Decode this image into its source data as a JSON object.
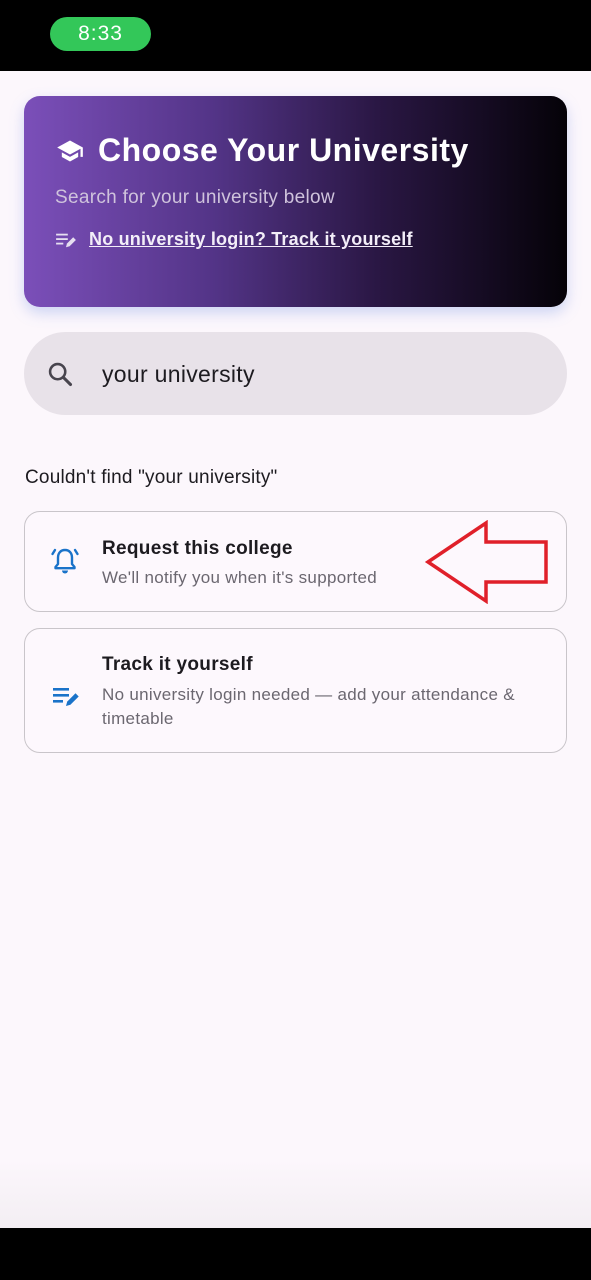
{
  "status_bar": {
    "time": "8:33"
  },
  "header": {
    "title": "Choose Your University",
    "subtitle": "Search for your university below",
    "manual_link": "No university login? Track it yourself"
  },
  "search": {
    "value": "your university"
  },
  "results": {
    "not_found_text": "Couldn't find \"your university\""
  },
  "options": {
    "request": {
      "title": "Request this college",
      "description": "We'll notify you when it's supported",
      "icon": "bell-ring-icon"
    },
    "track": {
      "title": "Track it yourself",
      "description": "No university login needed — add your attendance & timetable",
      "icon": "edit-notes-icon"
    }
  },
  "colors": {
    "accent": "#1a73c9",
    "header_gradient_start": "#7b4fb9",
    "header_gradient_end": "#050208",
    "status_pill": "#33c759",
    "annotation_arrow": "#e0202a"
  }
}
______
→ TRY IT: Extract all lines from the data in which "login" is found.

→ ANSWER BELOW:
    "manual_link": "No university login? Track it yourself"
      "description": "No university login needed — add your attendance & timetable",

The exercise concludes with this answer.